(Data excerpts)
☆ ☆ ☆ ☆ ☆
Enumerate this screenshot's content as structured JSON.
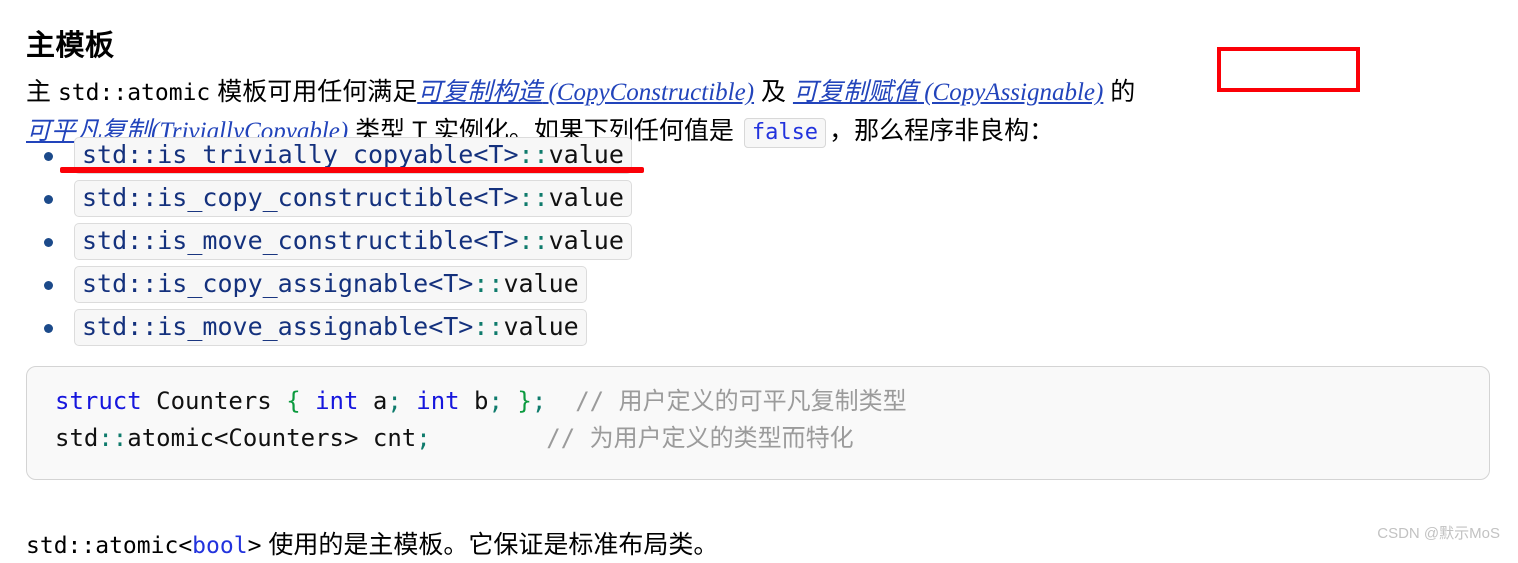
{
  "page": {
    "title": "主模板"
  },
  "intro": {
    "seg1": "主 ",
    "code1": "std::atomic",
    "seg2": " 模板可用任何满足",
    "link1_cjk": "可复制构造",
    "link1_latin": " (CopyConstructible)",
    "seg3": " 及 ",
    "link2_cjk": "可复制赋值",
    "link2_latin": " (CopyAssignable)",
    "seg4": " 的 ",
    "link3_cjk": "可平凡复制",
    "link3_latin": "(TriviallyCopyable)",
    "seg5": " 类型 T 实例化。如果下列任何值是 ",
    "false_badge": "false",
    "seg6": "，那么程序非良构："
  },
  "traits": [
    {
      "ns": "std::is_trivially_copyable",
      "tmpl": "<T>",
      "sep": "::",
      "member": "value",
      "annotated": "red-underline"
    },
    {
      "ns": "std::is_copy_constructible",
      "tmpl": "<T>",
      "sep": "::",
      "member": "value",
      "annotated": ""
    },
    {
      "ns": "std::is_move_constructible",
      "tmpl": "<T>",
      "sep": "::",
      "member": "value",
      "annotated": ""
    },
    {
      "ns": "std::is_copy_assignable",
      "tmpl": "<T>",
      "sep": "::",
      "member": "value",
      "annotated": ""
    },
    {
      "ns": "std::is_move_assignable",
      "tmpl": "<T>",
      "sep": "::",
      "member": "value",
      "annotated": ""
    }
  ],
  "code_block": {
    "line1": {
      "kw1": "struct",
      "name": " Counters ",
      "brace_open": "{",
      "kw2": " int",
      "a": " a",
      "semi1": ";",
      "kw3": " int",
      "b": " b",
      "semi2": ";",
      "brace_close": " }",
      "semi3": ";",
      "comment_slash": "  // ",
      "comment_text": "用户定义的可平凡复制类型"
    },
    "line2": {
      "ns": "std",
      "sep": "::",
      "name": "atomic<Counters> cnt",
      "semi": ";",
      "pad": "        ",
      "comment_slash": "// ",
      "comment_text": "为用户定义的类型而特化"
    }
  },
  "closing": {
    "code_prefix": "std::atomic<",
    "code_kw": "bool",
    "code_suffix": ">",
    "text": " 使用的是主模板。它保证是标准布局类。"
  },
  "watermark": {
    "text": "CSDN @默示MoS"
  },
  "colors": {
    "annotation_red": "#fb0007",
    "link_blue": "#2244bb",
    "code_navy": "#14317d",
    "code_keyword_blue": "#1616dd",
    "code_brace_green": "#0b9a3e",
    "code_sep_teal": "#0f7b6c",
    "comment_gray": "#9b9b9b"
  }
}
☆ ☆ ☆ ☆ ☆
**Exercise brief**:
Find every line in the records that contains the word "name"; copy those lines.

**Reply**:
      "name": " Counters ",
      "name": "atomic<Counters> cnt",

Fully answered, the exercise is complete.